Having dealt with other people’s unused and unwanted possessions has given me a different attitude toward the things I have right now. For years I’ve collected vintage postcards. People have often told me, “Hang on to those because they’ll be worth something someday” or “Your grand-kids will want those.”
Well, the truth is, most of the things people save as “collector’s items” don’t wind up being worth much. And, when I’m gone, folks may want one keepsake to remind them of my life. But there probably won’t be a big wrestling match over who gets my box of picture postcards — or any of my other “collections” for that matter. Probably these things will just be stored away or tossed.
So, in light of these things, I’m making every effort to use and share all the things I’ve “squirreled away” throughout my life. For instance, I’ve started mailing my vintage-picture-postcards to people who need of a lift. People are really quite pleased when they receive one, and that makes it worth doing.
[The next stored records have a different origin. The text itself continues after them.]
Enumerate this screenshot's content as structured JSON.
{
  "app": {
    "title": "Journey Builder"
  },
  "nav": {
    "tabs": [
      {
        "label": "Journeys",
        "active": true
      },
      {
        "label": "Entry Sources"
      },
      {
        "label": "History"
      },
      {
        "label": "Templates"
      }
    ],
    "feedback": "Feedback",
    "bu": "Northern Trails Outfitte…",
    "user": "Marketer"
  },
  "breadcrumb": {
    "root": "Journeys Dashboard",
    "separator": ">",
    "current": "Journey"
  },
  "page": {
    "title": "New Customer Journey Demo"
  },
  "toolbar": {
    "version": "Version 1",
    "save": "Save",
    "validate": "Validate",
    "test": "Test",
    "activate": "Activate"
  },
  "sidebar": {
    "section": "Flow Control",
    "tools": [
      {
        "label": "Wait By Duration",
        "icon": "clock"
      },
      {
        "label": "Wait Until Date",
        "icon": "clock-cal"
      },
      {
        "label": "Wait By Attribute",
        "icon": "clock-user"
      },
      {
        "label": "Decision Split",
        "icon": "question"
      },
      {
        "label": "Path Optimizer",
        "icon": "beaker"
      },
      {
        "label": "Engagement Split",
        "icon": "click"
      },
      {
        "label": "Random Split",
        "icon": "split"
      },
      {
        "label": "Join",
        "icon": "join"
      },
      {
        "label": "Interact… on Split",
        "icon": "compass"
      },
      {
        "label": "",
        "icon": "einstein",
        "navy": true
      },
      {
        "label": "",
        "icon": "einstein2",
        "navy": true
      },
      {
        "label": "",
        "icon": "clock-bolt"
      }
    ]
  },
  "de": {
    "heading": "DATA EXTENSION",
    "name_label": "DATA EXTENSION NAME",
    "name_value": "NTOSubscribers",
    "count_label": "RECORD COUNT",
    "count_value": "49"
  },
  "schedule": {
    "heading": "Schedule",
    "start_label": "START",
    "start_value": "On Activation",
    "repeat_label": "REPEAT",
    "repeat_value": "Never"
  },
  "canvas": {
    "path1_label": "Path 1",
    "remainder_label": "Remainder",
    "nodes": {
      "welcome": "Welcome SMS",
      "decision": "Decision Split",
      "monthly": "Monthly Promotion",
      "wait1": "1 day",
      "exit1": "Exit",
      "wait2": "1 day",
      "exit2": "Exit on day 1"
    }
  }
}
Today’s Scripture lesson (at the top) teaches us that all of our earthly goods will one day “melt with fervent heat.” So don’t get too obsessed with the material goods of this life.
Don’t hoard what will be burned on the Last Day when you can use them to warm the hearts and lives of others today!
Dr. John L. Cash is the “Country Preacher Dad.” He was raised in Stuttgart, Arkansas, and has spent the last 28 years being a country preacher in the piney woods five miles south of the little town of Hickory, Mississippi. (On week days has a desk-job at a public school, and until recently taught Latin on closed-circuit-television.) He and his lovely wife, Susan, live in the parsonage next door to the Antioch Christian Church (where the Preacher recently found a “Glen Campbell” postcard from 1974.) Their kids include Spencer (age 22), his wife Madeline (age 22), and Seth (age 19).